    In December 1992, Hungary hosted a seminar on Australia Group 
practices for non-Australia Group countries from Eastern Europe and the 
former Soviet Union. The AG plans further outreach programs to 
nonmembers.

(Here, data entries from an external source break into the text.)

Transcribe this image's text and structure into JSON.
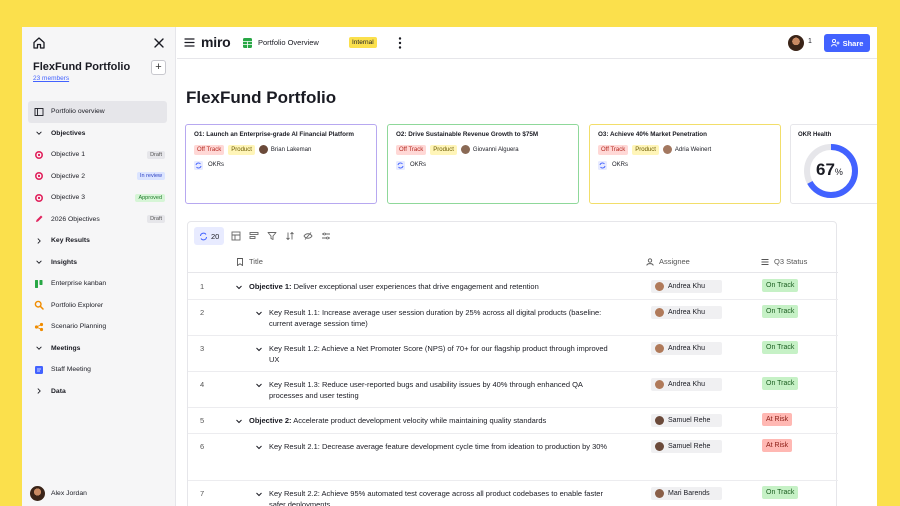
{
  "sidebar": {
    "title": "FlexFund Portfolio",
    "members": "23 members",
    "add_label": "+",
    "items": [
      {
        "label": "Portfolio overview",
        "icon": "board-icon",
        "kind": "item"
      },
      {
        "label": "Objectives",
        "kind": "section"
      },
      {
        "label": "Objective 1",
        "badge": "Draft",
        "badge_kind": "draft",
        "icon": "target-icon",
        "kind": "item"
      },
      {
        "label": "Objective 2",
        "badge": "In review",
        "badge_kind": "review",
        "icon": "target-icon",
        "kind": "item"
      },
      {
        "label": "Objective 3",
        "badge": "Approved",
        "badge_kind": "approved",
        "icon": "target-icon",
        "kind": "item"
      },
      {
        "label": "2026 Objectives",
        "badge": "Draft",
        "badge_kind": "draft",
        "icon": "pen-icon",
        "kind": "item"
      },
      {
        "label": "Key Results",
        "kind": "section"
      },
      {
        "label": "Insights",
        "kind": "section"
      },
      {
        "label": "Enterprise kanban",
        "icon": "kanban-icon",
        "kind": "item"
      },
      {
        "label": "Portfolio Explorer",
        "icon": "explorer-icon",
        "kind": "item"
      },
      {
        "label": "Scenario Planning",
        "icon": "scenario-icon",
        "kind": "item"
      },
      {
        "label": "Meetings",
        "kind": "section"
      },
      {
        "label": "Staff Meeting",
        "icon": "meeting-icon",
        "kind": "item"
      },
      {
        "label": "Data",
        "kind": "section"
      }
    ],
    "user": "Alex Jordan"
  },
  "topbar": {
    "logo": "miro",
    "board_name": "Portfolio Overview",
    "tag": "Internal",
    "viewer_count": "1",
    "share_label": "Share"
  },
  "main": {
    "title": "FlexFund Portfolio",
    "objectives": [
      {
        "title": "O1: Launch an Enterprise-grade AI Financial Platform",
        "status": "Off Track",
        "category": "Product",
        "owner": "Brian Lakeman",
        "link": "OKRs"
      },
      {
        "title": "O2: Drive Sustainable Revenue Growth to $75M",
        "status": "Off Track",
        "category": "Product",
        "owner": "Giovanni Alguera",
        "link": "OKRs"
      },
      {
        "title": "O3: Achieve 40% Market Penetration",
        "status": "Off Track",
        "category": "Product",
        "owner": "Adria Weinert",
        "link": "OKRs"
      }
    ],
    "health": {
      "label": "OKR Health",
      "value": "67",
      "unit": "%",
      "fraction": 0.67
    },
    "table": {
      "count": "20",
      "columns": {
        "title": "Title",
        "assignee": "Assignee",
        "status": "Q3 Status"
      },
      "rows": [
        {
          "num": "1",
          "prefix": "Objective 1:",
          "text": " Deliver exceptional user experiences that drive engagement and retention",
          "assignee": "Andrea Khu",
          "status": "On Track"
        },
        {
          "num": "2",
          "prefix": "",
          "text": "Key Result 1.1: Increase average user session duration by 25% across all digital products (baseline: current average session time)",
          "assignee": "Andrea Khu",
          "status": "On Track"
        },
        {
          "num": "3",
          "prefix": "",
          "text": "Key Result 1.2: Achieve a Net Promoter Score (NPS) of 70+ for our flagship product through improved UX",
          "assignee": "Andrea Khu",
          "status": "On Track"
        },
        {
          "num": "4",
          "prefix": "",
          "text": "Key Result 1.3: Reduce user-reported bugs and usability issues by 40% through enhanced QA processes and user testing",
          "assignee": "Andrea Khu",
          "status": "On Track"
        },
        {
          "num": "5",
          "prefix": "Objective 2:",
          "text": " Accelerate product development velocity while maintaining quality standards",
          "assignee": "Samuel Rehe",
          "status": "At Risk"
        },
        {
          "num": "6",
          "prefix": "",
          "text": "Key Result 2.1: Decrease average feature development cycle time from ideation to production by 30%",
          "assignee": "Samuel Rehe",
          "status": "At Risk"
        },
        {
          "num": "7",
          "prefix": "",
          "text": "Key Result 2.2: Achieve 95% automated test coverage across all product codebases to enable faster safer deployments",
          "assignee": "Mari Barends",
          "status": "On Track"
        }
      ]
    }
  }
}
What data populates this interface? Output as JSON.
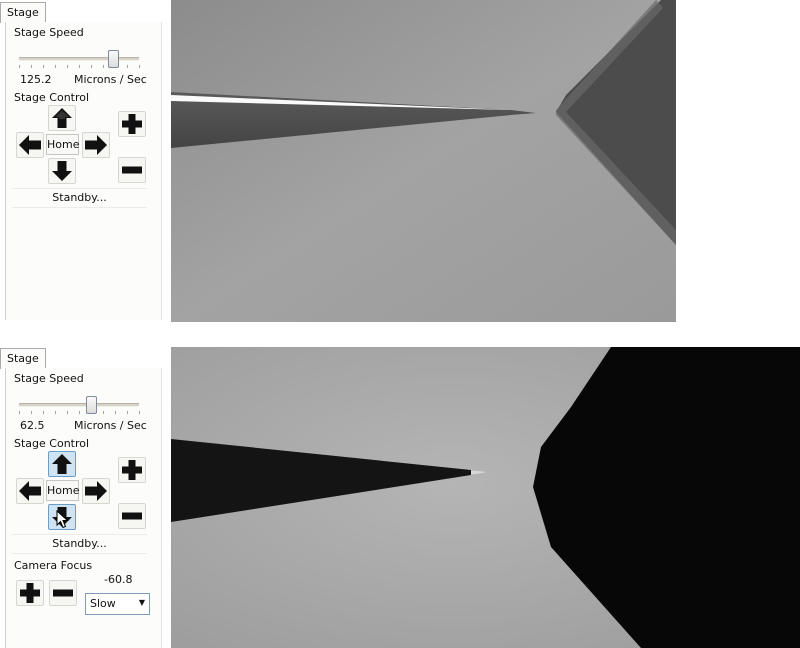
{
  "top_panel": {
    "tab_label": "Stage",
    "stage_speed_label": "Stage Speed",
    "speed_value": "125.2",
    "speed_units": "Microns / Sec",
    "speed_slider_fraction": 0.78,
    "stage_control_label": "Stage Control",
    "home_label": "Home",
    "status_text": "Standby..."
  },
  "bottom_panel": {
    "tab_label": "Stage",
    "stage_speed_label": "Stage Speed",
    "speed_value": "62.5",
    "speed_units": "Microns / Sec",
    "speed_slider_fraction": 0.6,
    "stage_control_label": "Stage Control",
    "home_label": "Home",
    "status_text": "Standby...",
    "camera_focus_label": "Camera Focus",
    "focus_value": "-60.8",
    "focus_speed_selected": "Slow"
  },
  "icons": {
    "up": "arrow-up-icon",
    "down": "arrow-down-icon",
    "left": "arrow-left-icon",
    "right": "arrow-right-icon",
    "plus": "plus-icon",
    "minus": "minus-icon",
    "cursor": "mouse-cursor-icon"
  },
  "colors": {
    "active_button": "#cfe3f2",
    "active_border": "#6a9ec6"
  }
}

Progress also was made in the steps taken by countries 
outside the Australia Group to expand chemical weapons export controls. 
India announced that it would control all chemicals on the Chemical 
Weapons Convention schedules even before the CWC enters into force, and 
China indicated that it would do the same.
    Pursuant to section 401(c) of the National Emergencies Act, there 
were no additional expenses directly attributable to the exercise of 
authorities conferred by the declaration of the national emergency.

                                                      William J. Clinton

Note: Identical letters were sent to Thomas S. Foley, Speaker of the 
House of Representatives, and Albert Gore, Jr., President of the Senate.